▸ **What the task asks**: An exact copy of the listing is what the response must contain.

▸ **Dataset content**:
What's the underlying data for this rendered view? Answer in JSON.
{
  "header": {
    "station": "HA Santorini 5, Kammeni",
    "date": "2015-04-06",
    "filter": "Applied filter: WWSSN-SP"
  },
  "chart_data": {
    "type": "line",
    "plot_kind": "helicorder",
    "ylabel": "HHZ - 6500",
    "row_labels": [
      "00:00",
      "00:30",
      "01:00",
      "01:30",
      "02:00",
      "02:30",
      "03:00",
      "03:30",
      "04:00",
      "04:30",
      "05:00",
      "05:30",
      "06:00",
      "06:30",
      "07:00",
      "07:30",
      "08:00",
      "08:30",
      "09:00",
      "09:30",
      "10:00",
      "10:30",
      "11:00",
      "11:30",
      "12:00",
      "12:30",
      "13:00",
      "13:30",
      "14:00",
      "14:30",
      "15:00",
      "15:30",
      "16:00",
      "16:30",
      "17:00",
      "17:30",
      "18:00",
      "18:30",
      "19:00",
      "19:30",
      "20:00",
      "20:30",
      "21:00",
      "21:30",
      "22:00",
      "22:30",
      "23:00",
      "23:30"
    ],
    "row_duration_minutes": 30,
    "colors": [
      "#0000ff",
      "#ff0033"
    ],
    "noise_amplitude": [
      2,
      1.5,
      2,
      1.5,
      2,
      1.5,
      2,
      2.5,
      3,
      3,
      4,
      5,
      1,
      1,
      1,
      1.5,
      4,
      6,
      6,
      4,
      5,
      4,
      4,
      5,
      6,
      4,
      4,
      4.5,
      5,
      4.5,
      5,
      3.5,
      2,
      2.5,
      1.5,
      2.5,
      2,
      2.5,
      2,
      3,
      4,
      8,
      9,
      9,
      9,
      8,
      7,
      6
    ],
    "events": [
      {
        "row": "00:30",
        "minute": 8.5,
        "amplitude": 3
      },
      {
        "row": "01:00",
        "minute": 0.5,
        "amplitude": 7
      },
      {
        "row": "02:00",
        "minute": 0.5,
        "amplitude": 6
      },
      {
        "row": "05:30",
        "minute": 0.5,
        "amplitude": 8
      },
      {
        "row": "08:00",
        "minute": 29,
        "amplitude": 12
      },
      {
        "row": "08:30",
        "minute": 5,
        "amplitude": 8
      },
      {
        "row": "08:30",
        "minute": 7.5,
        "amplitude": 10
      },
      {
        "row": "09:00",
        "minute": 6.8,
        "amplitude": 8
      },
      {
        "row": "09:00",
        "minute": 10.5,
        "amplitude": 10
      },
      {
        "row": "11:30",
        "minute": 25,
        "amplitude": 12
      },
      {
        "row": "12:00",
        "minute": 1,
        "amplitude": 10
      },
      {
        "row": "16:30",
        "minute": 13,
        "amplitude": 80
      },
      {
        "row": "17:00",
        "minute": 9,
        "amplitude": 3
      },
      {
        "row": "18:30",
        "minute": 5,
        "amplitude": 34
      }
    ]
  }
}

▸ **The answer**:
What's the underlying data for this rendered view? Answer in JSON.
{
  "header": {
    "station": "HA Santorini 5, Kammeni",
    "date": "2015-04-06",
    "filter": "Applied filter: WWSSN-SP"
  },
  "chart_data": {
    "type": "line",
    "plot_kind": "helicorder",
    "ylabel": "HHZ - 6500",
    "row_labels": [
      "00:00",
      "00:30",
      "01:00",
      "01:30",
      "02:00",
      "02:30",
      "03:00",
      "03:30",
      "04:00",
      "04:30",
      "05:00",
      "05:30",
      "06:00",
      "06:30",
      "07:00",
      "07:30",
      "08:00",
      "08:30",
      "09:00",
      "09:30",
      "10:00",
      "10:30",
      "11:00",
      "11:30",
      "12:00",
      "12:30",
      "13:00",
      "13:30",
      "14:00",
      "14:30",
      "15:00",
      "15:30",
      "16:00",
      "16:30",
      "17:00",
      "17:30",
      "18:00",
      "18:30",
      "19:00",
      "19:30",
      "20:00",
      "20:30",
      "21:00",
      "21:30",
      "22:00",
      "22:30",
      "23:00",
      "23:30"
    ],
    "row_duration_minutes": 30,
    "colors": [
      "#0000ff",
      "#ff0033"
    ],
    "noise_amplitude": [
      2,
      1.5,
      2,
      1.5,
      2,
      1.5,
      2,
      2.5,
      3,
      3,
      4,
      5,
      1,
      1,
      1,
      1.5,
      4,
      6,
      6,
      4,
      5,
      4,
      4,
      5,
      6,
      4,
      4,
      4.5,
      5,
      4.5,
      5,
      3.5,
      2,
      2.5,
      1.5,
      2.5,
      2,
      2.5,
      2,
      3,
      4,
      8,
      9,
      9,
      9,
      8,
      7,
      6
    ],
    "events": [
      {
        "row": "00:30",
        "minute": 8.5,
        "amplitude": 3
      },
      {
        "row": "01:00",
        "minute": 0.5,
        "amplitude": 7
      },
      {
        "row": "02:00",
        "minute": 0.5,
        "amplitude": 6
      },
      {
        "row": "05:30",
        "minute": 0.5,
        "amplitude": 8
      },
      {
        "row": "08:00",
        "minute": 29,
        "amplitude": 12
      },
      {
        "row": "08:30",
        "minute": 5,
        "amplitude": 8
      },
      {
        "row": "08:30",
        "minute": 7.5,
        "amplitude": 10
      },
      {
        "row": "09:00",
        "minute": 6.8,
        "amplitude": 8
      },
      {
        "row": "09:00",
        "minute": 10.5,
        "amplitude": 10
      },
      {
        "row": "11:30",
        "minute": 25,
        "amplitude": 12
      },
      {
        "row": "12:00",
        "minute": 1,
        "amplitude": 10
      },
      {
        "row": "16:30",
        "minute": 13,
        "amplitude": 80
      },
      {
        "row": "17:00",
        "minute": 9,
        "amplitude": 3
      },
      {
        "row": "18:30",
        "minute": 5,
        "amplitude": 34
      }
    ]
  }
}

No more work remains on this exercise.